EXERCISE GOAL ->
Sort through the entries below and pull out lines containing the word "icon".

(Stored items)
☆ ☆ ☆ ☆

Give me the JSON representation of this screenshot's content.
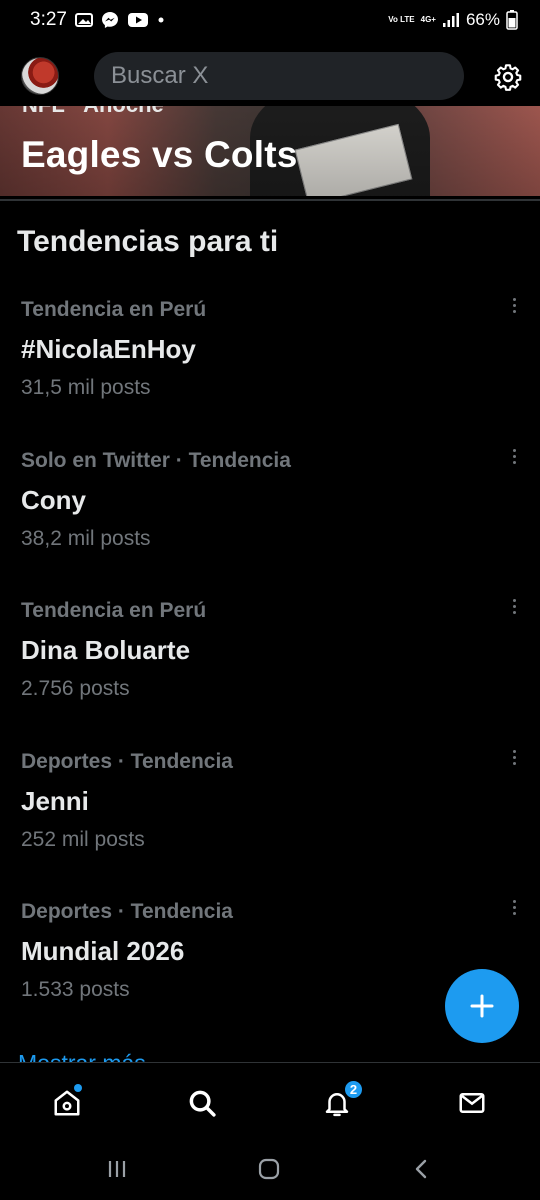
{
  "status_bar": {
    "time": "3:27",
    "network_label": "Vo LTE",
    "network_type": "4G+",
    "battery": "66%"
  },
  "topbar": {
    "search_placeholder": "Buscar X"
  },
  "hero": {
    "kicker": "NFL · Anoche",
    "title": "Eagles vs Colts"
  },
  "trends": {
    "section_title": "Tendencias para ti",
    "items": [
      {
        "context": "Tendencia en Perú",
        "name": "#NicolaEnHoy",
        "count": "31,5 mil posts"
      },
      {
        "context": "Solo en Twitter · Tendencia",
        "name": "Cony",
        "count": "38,2 mil posts"
      },
      {
        "context": "Tendencia en Perú",
        "name": "Dina Boluarte",
        "count": "2.756 posts"
      },
      {
        "context": "Deportes · Tendencia",
        "name": "Jenni",
        "count": "252 mil posts"
      },
      {
        "context": "Deportes · Tendencia",
        "name": "Mundial 2026",
        "count": "1.533 posts"
      }
    ],
    "show_more": "Mostrar más"
  },
  "bottom_nav": {
    "notifications_badge": "2",
    "items": [
      "home-icon",
      "search-icon",
      "bell-icon",
      "mail-icon"
    ]
  },
  "colors": {
    "accent": "#1d9bf0",
    "muted_text": "#71767b",
    "primary_text": "#e7e9ea",
    "background": "#000000",
    "search_bg": "#202327"
  }
}
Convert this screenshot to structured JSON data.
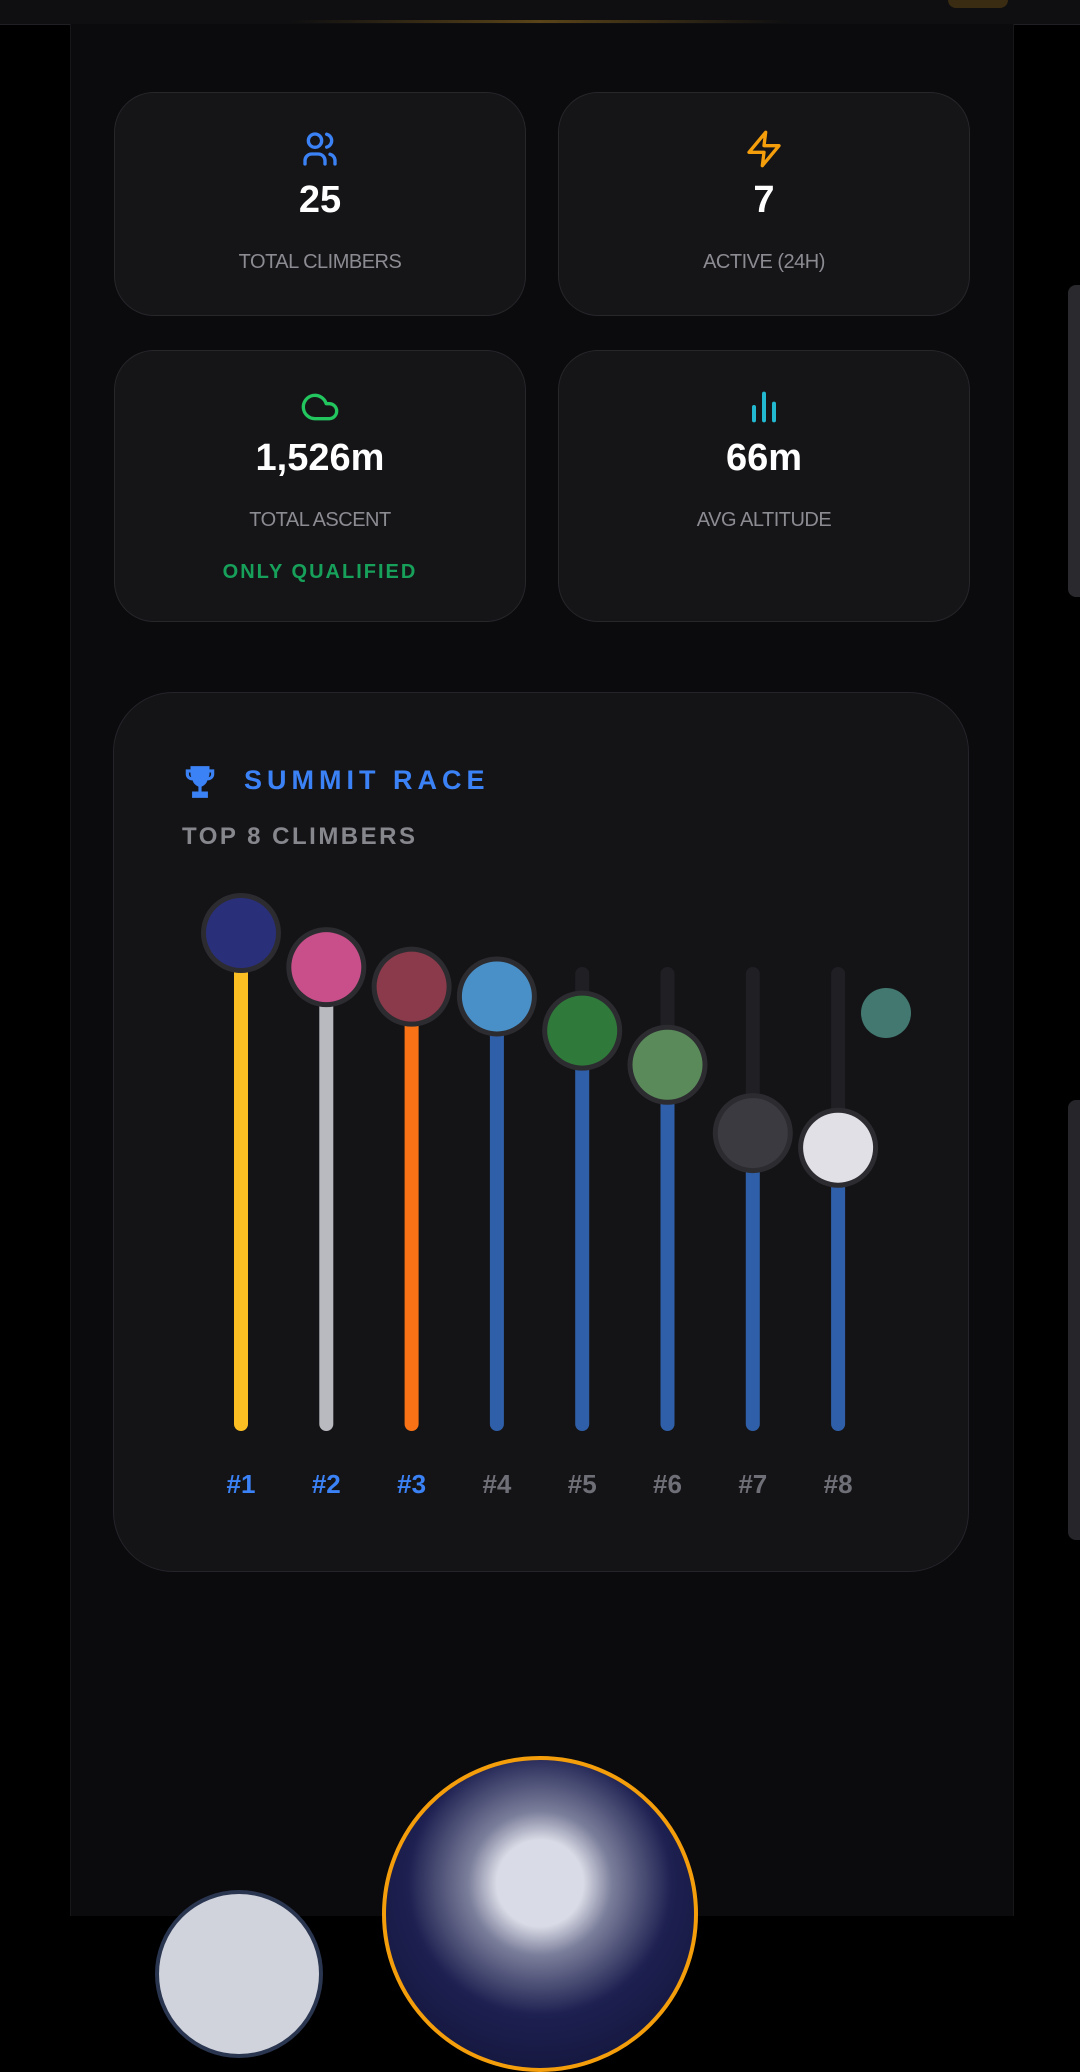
{
  "stats": [
    {
      "value": "25",
      "label": "TOTAL CLIMBERS",
      "icon": "users-icon",
      "color": "#3b82f6"
    },
    {
      "value": "7",
      "label": "ACTIVE (24H)",
      "icon": "bolt-icon",
      "color": "#f59e0b"
    },
    {
      "value": "1,526m",
      "label": "TOTAL ASCENT",
      "sub": "ONLY QUALIFIED",
      "icon": "cloud-icon",
      "color": "#22c55e"
    },
    {
      "value": "66m",
      "label": "AVG ALTITUDE",
      "icon": "bar-chart-icon",
      "color": "#22b8cf"
    }
  ],
  "race": {
    "title": "SUMMIT RACE",
    "subtitle": "TOP 8 CLIMBERS",
    "icon": "trophy-icon"
  },
  "chart_data": {
    "type": "bar",
    "categories": [
      "#1",
      "#2",
      "#3",
      "#4",
      "#5",
      "#6",
      "#7",
      "#8"
    ],
    "values": [
      1.0,
      0.93,
      0.89,
      0.87,
      0.8,
      0.73,
      0.59,
      0.56
    ],
    "bar_colors": [
      "#fbbf24",
      "#b9b9c0",
      "#f97316",
      "#2f5fa8",
      "#2f5fa8",
      "#2f5fa8",
      "#2f5fa8",
      "#2f5fa8"
    ],
    "label_colors": [
      "#3b82f6",
      "#3b82f6",
      "#3b82f6",
      "#6f6f77",
      "#6f6f77",
      "#6f6f77",
      "#6f6f77",
      "#6f6f77"
    ],
    "ylim": [
      0,
      1
    ]
  }
}
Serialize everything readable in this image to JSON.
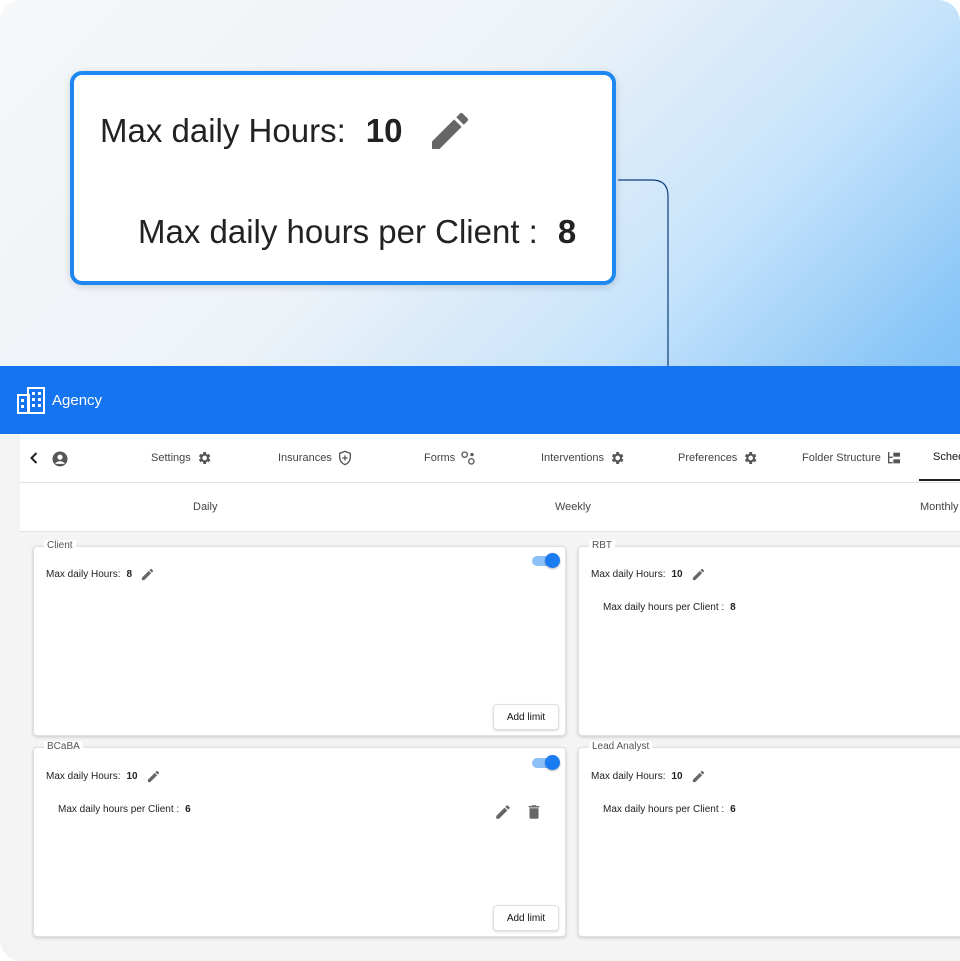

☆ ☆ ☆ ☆

EXERCISE OUTPUT ->
      "home-icon",
      "search-icon",
      "bell-icon",
      "mail-icon"
      "icon": "users-icon",
      "icon": "bolt-icon",
      "icon": "cloud-icon",
      "icon": "bar-chart-icon",
    "icon": "trophy-icon"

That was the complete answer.